(Exercise) Check every line of the data and copy the ones where "value" appears.
START Supplied material
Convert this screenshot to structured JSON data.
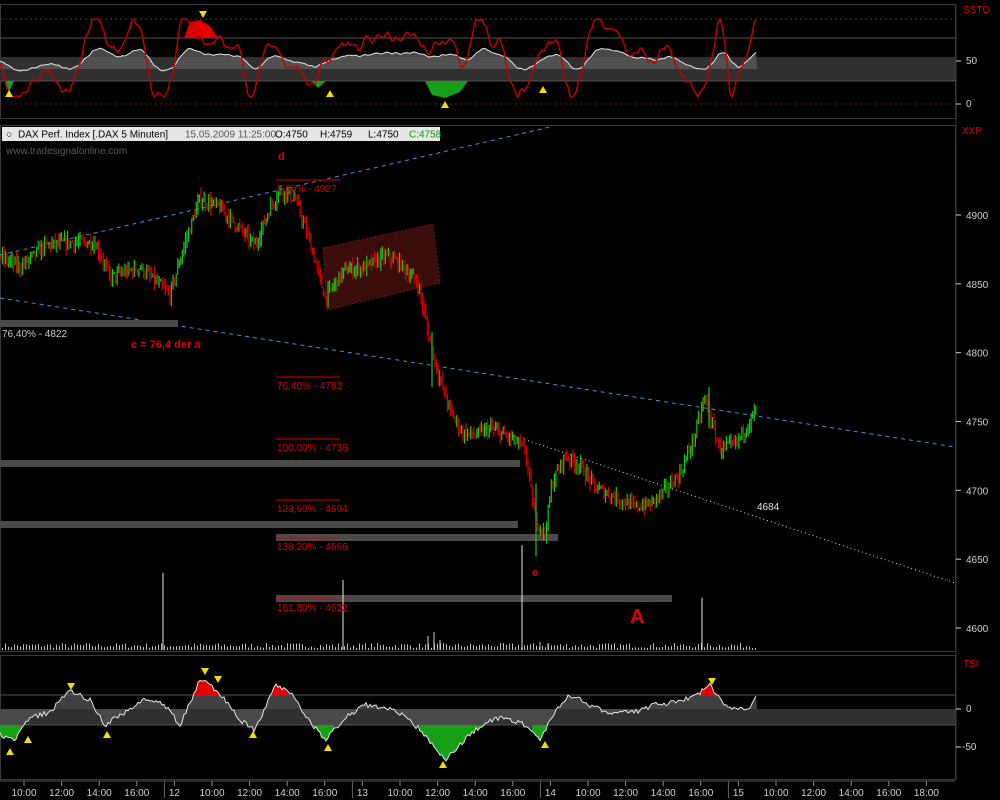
{
  "header": {
    "instrument": "DAX Perf. Index [.DAX  5 Minuten]",
    "datetime": "15.05.2009 11:25:00",
    "open": "O:4750",
    "high": "H:4759",
    "low": "L:4750",
    "close": "C:4758",
    "watermark": "www.tradesignalonline.com"
  },
  "panels": {
    "top_indicator": "SSTO",
    "main_symbol": "XXP",
    "bottom_indicator": "TSI"
  },
  "colors": {
    "background": "#000000",
    "up_bar": "#19c419",
    "down_bar": "#d40000",
    "axis_text": "#d0d0d0",
    "price_labels": "#d40000",
    "trendline": "#4a8fd8",
    "fib_bar": "#4a4a4a",
    "highlight_red": "#e00000",
    "highlight_green": "#17a017",
    "marker_yellow": "#f0e000"
  },
  "x_axis_labels": [
    "10:00",
    "12:00",
    "14:00",
    "16:00",
    "12",
    "10:00",
    "12:00",
    "14:00",
    "16:00",
    "13",
    "10:00",
    "12:00",
    "14:00",
    "16:00",
    "14",
    "10:00",
    "12:00",
    "14:00",
    "16:00",
    "15",
    "10:00",
    "12:00",
    "14:00",
    "16:00",
    "18:00"
  ],
  "annotations": {
    "wave_d": "d",
    "wave_e": "e",
    "wave_A": "A",
    "c_label": "c = 76,4 der a",
    "left_level": "76,40% - 4822",
    "trend_level": "4684"
  },
  "chart_data": [
    {
      "type": "line",
      "title": "SSTO",
      "y_ticks": [
        "50",
        "0"
      ],
      "ylim": [
        -10,
        100
      ]
    },
    {
      "type": "candlestick",
      "title": "DAX Perf. Index [.DAX  5 Minuten]",
      "y_ticks": [
        "4900",
        "4850",
        "4800",
        "4750",
        "4700",
        "4650",
        "4600"
      ],
      "ylim": [
        4580,
        4950
      ],
      "price_path": [
        [
          0,
          4870
        ],
        [
          20,
          4862
        ],
        [
          45,
          4878
        ],
        [
          70,
          4880
        ],
        [
          95,
          4880
        ],
        [
          110,
          4855
        ],
        [
          140,
          4862
        ],
        [
          170,
          4842
        ],
        [
          185,
          4880
        ],
        [
          200,
          4912
        ],
        [
          220,
          4905
        ],
        [
          240,
          4890
        ],
        [
          255,
          4878
        ],
        [
          270,
          4905
        ],
        [
          280,
          4918
        ],
        [
          295,
          4912
        ],
        [
          310,
          4880
        ],
        [
          325,
          4840
        ],
        [
          345,
          4860
        ],
        [
          365,
          4862
        ],
        [
          385,
          4870
        ],
        [
          400,
          4865
        ],
        [
          418,
          4850
        ],
        [
          428,
          4815
        ],
        [
          438,
          4785
        ],
        [
          450,
          4758
        ],
        [
          462,
          4742
        ],
        [
          475,
          4740
        ],
        [
          490,
          4745
        ],
        [
          510,
          4738
        ],
        [
          525,
          4730
        ],
        [
          535,
          4680
        ],
        [
          545,
          4668
        ],
        [
          552,
          4705
        ],
        [
          565,
          4725
        ],
        [
          580,
          4718
        ],
        [
          595,
          4702
        ],
        [
          615,
          4695
        ],
        [
          635,
          4688
        ],
        [
          650,
          4690
        ],
        [
          665,
          4700
        ],
        [
          680,
          4712
        ],
        [
          695,
          4740
        ],
        [
          705,
          4768
        ],
        [
          712,
          4748
        ],
        [
          720,
          4730
        ],
        [
          735,
          4733
        ],
        [
          748,
          4748
        ],
        [
          757,
          4760
        ]
      ],
      "fibonacci_levels": [
        {
          "label": "0,00% - 4927",
          "value": 4927
        },
        {
          "label": "76,40% - 4783",
          "value": 4783
        },
        {
          "label": "100,00% - 4738",
          "value": 4738
        },
        {
          "label": "123,60% - 4694",
          "value": 4694
        },
        {
          "label": "138,20% - 4666",
          "value": 4666
        },
        {
          "label": "161,80% - 4622",
          "value": 4622
        }
      ],
      "support_levels": [
        4822,
        4738,
        4694,
        4666,
        4622
      ],
      "volume_spikes": [
        [
          163,
          4640
        ],
        [
          343,
          4635
        ],
        [
          522,
          4660
        ],
        [
          702,
          4622
        ]
      ]
    },
    {
      "type": "area",
      "title": "TSI",
      "y_ticks": [
        "0",
        "-50"
      ],
      "ylim": [
        -70,
        45
      ]
    }
  ]
}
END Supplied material
(Solution for this task)
          "value": 4927
          "value": 4783
          "value": 4738
          "value": 4694
          "value": 4666
          "value": 4622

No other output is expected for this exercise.